TASK TO CARRY OUT – Please reproduce the listing in its entirety, exactly as shown.
____________________
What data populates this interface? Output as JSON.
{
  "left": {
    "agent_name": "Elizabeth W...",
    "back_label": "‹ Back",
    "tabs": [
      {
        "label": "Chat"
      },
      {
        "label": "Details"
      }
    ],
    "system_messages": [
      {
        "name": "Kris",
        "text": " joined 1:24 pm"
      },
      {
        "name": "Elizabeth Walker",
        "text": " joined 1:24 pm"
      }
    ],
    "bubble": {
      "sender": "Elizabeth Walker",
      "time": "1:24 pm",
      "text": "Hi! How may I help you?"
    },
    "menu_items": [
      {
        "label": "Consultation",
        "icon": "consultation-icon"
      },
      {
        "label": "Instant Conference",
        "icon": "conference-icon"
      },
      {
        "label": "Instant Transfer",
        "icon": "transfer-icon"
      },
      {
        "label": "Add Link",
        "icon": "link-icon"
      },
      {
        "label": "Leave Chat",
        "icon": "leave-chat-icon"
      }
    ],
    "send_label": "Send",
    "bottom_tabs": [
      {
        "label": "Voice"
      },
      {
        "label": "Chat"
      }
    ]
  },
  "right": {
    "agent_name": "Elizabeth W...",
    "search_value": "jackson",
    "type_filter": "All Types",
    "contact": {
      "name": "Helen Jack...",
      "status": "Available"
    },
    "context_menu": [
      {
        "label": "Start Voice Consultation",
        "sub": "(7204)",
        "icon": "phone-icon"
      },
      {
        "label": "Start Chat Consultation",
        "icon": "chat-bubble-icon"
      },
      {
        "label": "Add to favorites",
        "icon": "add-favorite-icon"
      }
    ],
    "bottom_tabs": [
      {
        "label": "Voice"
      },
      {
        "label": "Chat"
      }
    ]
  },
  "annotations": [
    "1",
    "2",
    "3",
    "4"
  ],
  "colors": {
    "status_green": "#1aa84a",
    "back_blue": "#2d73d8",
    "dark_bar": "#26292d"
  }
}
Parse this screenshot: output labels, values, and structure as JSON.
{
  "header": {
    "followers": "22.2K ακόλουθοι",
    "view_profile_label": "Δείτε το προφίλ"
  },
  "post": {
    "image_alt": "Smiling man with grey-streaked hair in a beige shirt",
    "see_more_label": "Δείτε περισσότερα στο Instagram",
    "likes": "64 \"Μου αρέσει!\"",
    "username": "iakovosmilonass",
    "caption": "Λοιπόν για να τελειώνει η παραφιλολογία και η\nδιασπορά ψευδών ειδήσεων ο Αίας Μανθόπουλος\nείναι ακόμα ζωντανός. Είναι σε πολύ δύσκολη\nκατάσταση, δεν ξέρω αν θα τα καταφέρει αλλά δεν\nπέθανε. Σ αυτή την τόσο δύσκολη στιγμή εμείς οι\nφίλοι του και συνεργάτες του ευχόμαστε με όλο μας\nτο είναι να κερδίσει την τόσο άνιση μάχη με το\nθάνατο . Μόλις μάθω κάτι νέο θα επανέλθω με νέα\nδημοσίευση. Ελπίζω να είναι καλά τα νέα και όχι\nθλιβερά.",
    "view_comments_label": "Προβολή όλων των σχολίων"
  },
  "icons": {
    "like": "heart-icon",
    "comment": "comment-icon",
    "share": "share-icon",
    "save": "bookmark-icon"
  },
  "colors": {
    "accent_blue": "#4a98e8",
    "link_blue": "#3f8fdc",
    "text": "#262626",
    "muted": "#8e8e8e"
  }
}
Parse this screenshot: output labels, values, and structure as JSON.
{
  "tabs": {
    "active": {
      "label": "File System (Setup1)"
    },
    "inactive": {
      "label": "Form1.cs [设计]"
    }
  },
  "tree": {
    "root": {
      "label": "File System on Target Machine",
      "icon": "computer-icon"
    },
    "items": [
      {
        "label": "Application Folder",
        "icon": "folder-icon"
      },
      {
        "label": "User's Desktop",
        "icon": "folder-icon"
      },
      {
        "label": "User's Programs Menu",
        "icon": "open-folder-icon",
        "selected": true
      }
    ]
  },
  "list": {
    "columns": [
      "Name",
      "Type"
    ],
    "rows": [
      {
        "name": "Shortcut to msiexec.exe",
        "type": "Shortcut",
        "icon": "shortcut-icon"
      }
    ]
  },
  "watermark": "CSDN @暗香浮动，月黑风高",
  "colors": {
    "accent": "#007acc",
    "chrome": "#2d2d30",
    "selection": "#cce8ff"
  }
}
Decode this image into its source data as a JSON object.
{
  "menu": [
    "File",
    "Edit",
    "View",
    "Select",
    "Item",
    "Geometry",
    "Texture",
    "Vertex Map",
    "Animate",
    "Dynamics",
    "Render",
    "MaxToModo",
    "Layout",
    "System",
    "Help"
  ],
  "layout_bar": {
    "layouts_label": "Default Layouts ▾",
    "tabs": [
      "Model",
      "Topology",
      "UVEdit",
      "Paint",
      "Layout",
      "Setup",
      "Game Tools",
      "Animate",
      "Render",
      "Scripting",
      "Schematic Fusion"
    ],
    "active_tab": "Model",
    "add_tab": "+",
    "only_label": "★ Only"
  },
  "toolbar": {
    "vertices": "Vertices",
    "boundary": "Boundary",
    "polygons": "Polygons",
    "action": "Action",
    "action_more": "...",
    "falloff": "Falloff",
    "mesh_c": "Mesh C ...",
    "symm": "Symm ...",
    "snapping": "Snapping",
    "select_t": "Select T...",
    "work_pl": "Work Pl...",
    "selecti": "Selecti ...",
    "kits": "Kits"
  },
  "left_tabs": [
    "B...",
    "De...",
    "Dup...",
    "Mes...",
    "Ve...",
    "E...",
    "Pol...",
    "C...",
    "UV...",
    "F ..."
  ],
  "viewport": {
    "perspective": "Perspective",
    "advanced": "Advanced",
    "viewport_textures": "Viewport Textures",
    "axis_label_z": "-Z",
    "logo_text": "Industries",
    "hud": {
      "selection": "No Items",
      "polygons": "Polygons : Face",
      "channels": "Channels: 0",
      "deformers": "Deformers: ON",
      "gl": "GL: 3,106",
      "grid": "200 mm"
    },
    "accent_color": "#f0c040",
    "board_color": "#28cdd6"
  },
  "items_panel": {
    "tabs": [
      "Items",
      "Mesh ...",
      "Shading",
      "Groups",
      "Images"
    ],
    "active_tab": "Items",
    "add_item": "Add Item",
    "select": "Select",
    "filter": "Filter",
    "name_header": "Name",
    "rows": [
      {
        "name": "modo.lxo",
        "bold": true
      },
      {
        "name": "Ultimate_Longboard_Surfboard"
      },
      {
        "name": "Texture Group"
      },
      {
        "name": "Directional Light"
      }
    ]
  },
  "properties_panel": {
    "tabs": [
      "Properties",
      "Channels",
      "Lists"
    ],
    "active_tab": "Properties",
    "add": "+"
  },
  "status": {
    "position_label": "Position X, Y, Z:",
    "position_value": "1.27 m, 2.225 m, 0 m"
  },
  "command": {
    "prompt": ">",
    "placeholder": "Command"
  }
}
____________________
COMPLETED TASK –
What data populates this interface? Output as JSON.
{
  "left": {
    "agent_name": "Elizabeth W...",
    "back_label": "‹ Back",
    "tabs": [
      {
        "label": "Chat"
      },
      {
        "label": "Details"
      }
    ],
    "system_messages": [
      {
        "name": "Kris",
        "text": " joined 1:24 pm"
      },
      {
        "name": "Elizabeth Walker",
        "text": " joined 1:24 pm"
      }
    ],
    "bubble": {
      "sender": "Elizabeth Walker",
      "time": "1:24 pm",
      "text": "Hi! How may I help you?"
    },
    "menu_items": [
      {
        "label": "Consultation",
        "icon": "consultation-icon"
      },
      {
        "label": "Instant Conference",
        "icon": "conference-icon"
      },
      {
        "label": "Instant Transfer",
        "icon": "transfer-icon"
      },
      {
        "label": "Add Link",
        "icon": "link-icon"
      },
      {
        "label": "Leave Chat",
        "icon": "leave-chat-icon"
      }
    ],
    "send_label": "Send",
    "bottom_tabs": [
      {
        "label": "Voice"
      },
      {
        "label": "Chat"
      }
    ]
  },
  "right": {
    "agent_name": "Elizabeth W...",
    "search_value": "jackson",
    "type_filter": "All Types",
    "contact": {
      "name": "Helen Jack...",
      "status": "Available"
    },
    "context_menu": [
      {
        "label": "Start Voice Consultation",
        "sub": "(7204)",
        "icon": "phone-icon"
      },
      {
        "label": "Start Chat Consultation",
        "icon": "chat-bubble-icon"
      },
      {
        "label": "Add to favorites",
        "icon": "add-favorite-icon"
      }
    ],
    "bottom_tabs": [
      {
        "label": "Voice"
      },
      {
        "label": "Chat"
      }
    ]
  },
  "annotations": [
    "1",
    "2",
    "3",
    "4"
  ],
  "colors": {
    "status_green": "#1aa84a",
    "back_blue": "#2d73d8",
    "dark_bar": "#26292d"
  }
}
Parse this screenshot: output labels, values, and structure as JSON.
{
  "header": {
    "followers": "22.2K ακόλουθοι",
    "view_profile_label": "Δείτε το προφίλ"
  },
  "post": {
    "image_alt": "Smiling man with grey-streaked hair in a beige shirt",
    "see_more_label": "Δείτε περισσότερα στο Instagram",
    "likes": "64 \"Μου αρέσει!\"",
    "username": "iakovosmilonass",
    "caption": "Λοιπόν για να τελειώνει η παραφιλολογία και η\nδιασπορά ψευδών ειδήσεων ο Αίας Μανθόπουλος\nείναι ακόμα ζωντανός. Είναι σε πολύ δύσκολη\nκατάσταση, δεν ξέρω αν θα τα καταφέρει αλλά δεν\nπέθανε. Σ αυτή την τόσο δύσκολη στιγμή εμείς οι\nφίλοι του και συνεργάτες του ευχόμαστε με όλο μας\nτο είναι να κερδίσει την τόσο άνιση μάχη με το\nθάνατο . Μόλις μάθω κάτι νέο θα επανέλθω με νέα\nδημοσίευση. Ελπίζω να είναι καλά τα νέα και όχι\nθλιβερά.",
    "view_comments_label": "Προβολή όλων των σχολίων"
  },
  "icons": {
    "like": "heart-icon",
    "comment": "comment-icon",
    "share": "share-icon",
    "save": "bookmark-icon"
  },
  "colors": {
    "accent_blue": "#4a98e8",
    "link_blue": "#3f8fdc",
    "text": "#262626",
    "muted": "#8e8e8e"
  }
}
Parse this screenshot: output labels, values, and structure as JSON.
{
  "tabs": {
    "active": {
      "label": "File System (Setup1)"
    },
    "inactive": {
      "label": "Form1.cs [设计]"
    }
  },
  "tree": {
    "root": {
      "label": "File System on Target Machine",
      "icon": "computer-icon"
    },
    "items": [
      {
        "label": "Application Folder",
        "icon": "folder-icon"
      },
      {
        "label": "User's Desktop",
        "icon": "folder-icon"
      },
      {
        "label": "User's Programs Menu",
        "icon": "open-folder-icon",
        "selected": true
      }
    ]
  },
  "list": {
    "columns": [
      "Name",
      "Type"
    ],
    "rows": [
      {
        "name": "Shortcut to msiexec.exe",
        "type": "Shortcut",
        "icon": "shortcut-icon"
      }
    ]
  },
  "watermark": "CSDN @暗香浮动，月黑风高",
  "colors": {
    "accent": "#007acc",
    "chrome": "#2d2d30",
    "selection": "#cce8ff"
  }
}
Decode this image into its source data as a JSON object.
{
  "menu": [
    "File",
    "Edit",
    "View",
    "Select",
    "Item",
    "Geometry",
    "Texture",
    "Vertex Map",
    "Animate",
    "Dynamics",
    "Render",
    "MaxToModo",
    "Layout",
    "System",
    "Help"
  ],
  "layout_bar": {
    "layouts_label": "Default Layouts ▾",
    "tabs": [
      "Model",
      "Topology",
      "UVEdit",
      "Paint",
      "Layout",
      "Setup",
      "Game Tools",
      "Animate",
      "Render",
      "Scripting",
      "Schematic Fusion"
    ],
    "active_tab": "Model",
    "add_tab": "+",
    "only_label": "★ Only"
  },
  "toolbar": {
    "vertices": "Vertices",
    "boundary": "Boundary",
    "polygons": "Polygons",
    "action": "Action",
    "action_more": "...",
    "falloff": "Falloff",
    "mesh_c": "Mesh C ...",
    "symm": "Symm ...",
    "snapping": "Snapping",
    "select_t": "Select T...",
    "work_pl": "Work Pl...",
    "selecti": "Selecti ...",
    "kits": "Kits"
  },
  "left_tabs": [
    "B...",
    "De...",
    "Dup...",
    "Mes...",
    "Ve...",
    "E...",
    "Pol...",
    "C...",
    "UV...",
    "F ..."
  ],
  "viewport": {
    "perspective": "Perspective",
    "advanced": "Advanced",
    "viewport_textures": "Viewport Textures",
    "axis_label_z": "-Z",
    "logo_text": "Industries",
    "hud": {
      "selection": "No Items",
      "polygons": "Polygons : Face",
      "channels": "Channels: 0",
      "deformers": "Deformers: ON",
      "gl": "GL: 3,106",
      "grid": "200 mm"
    },
    "accent_color": "#f0c040",
    "board_color": "#28cdd6"
  },
  "items_panel": {
    "tabs": [
      "Items",
      "Mesh ...",
      "Shading",
      "Groups",
      "Images"
    ],
    "active_tab": "Items",
    "add_item": "Add Item",
    "select": "Select",
    "filter": "Filter",
    "name_header": "Name",
    "rows": [
      {
        "name": "modo.lxo",
        "bold": true
      },
      {
        "name": "Ultimate_Longboard_Surfboard"
      },
      {
        "name": "Texture Group"
      },
      {
        "name": "Directional Light"
      }
    ]
  },
  "properties_panel": {
    "tabs": [
      "Properties",
      "Channels",
      "Lists"
    ],
    "active_tab": "Properties",
    "add": "+"
  },
  "status": {
    "position_label": "Position X, Y, Z:",
    "position_value": "1.27 m, 2.225 m, 0 m"
  },
  "command": {
    "prompt": ">",
    "placeholder": "Command"
  }
}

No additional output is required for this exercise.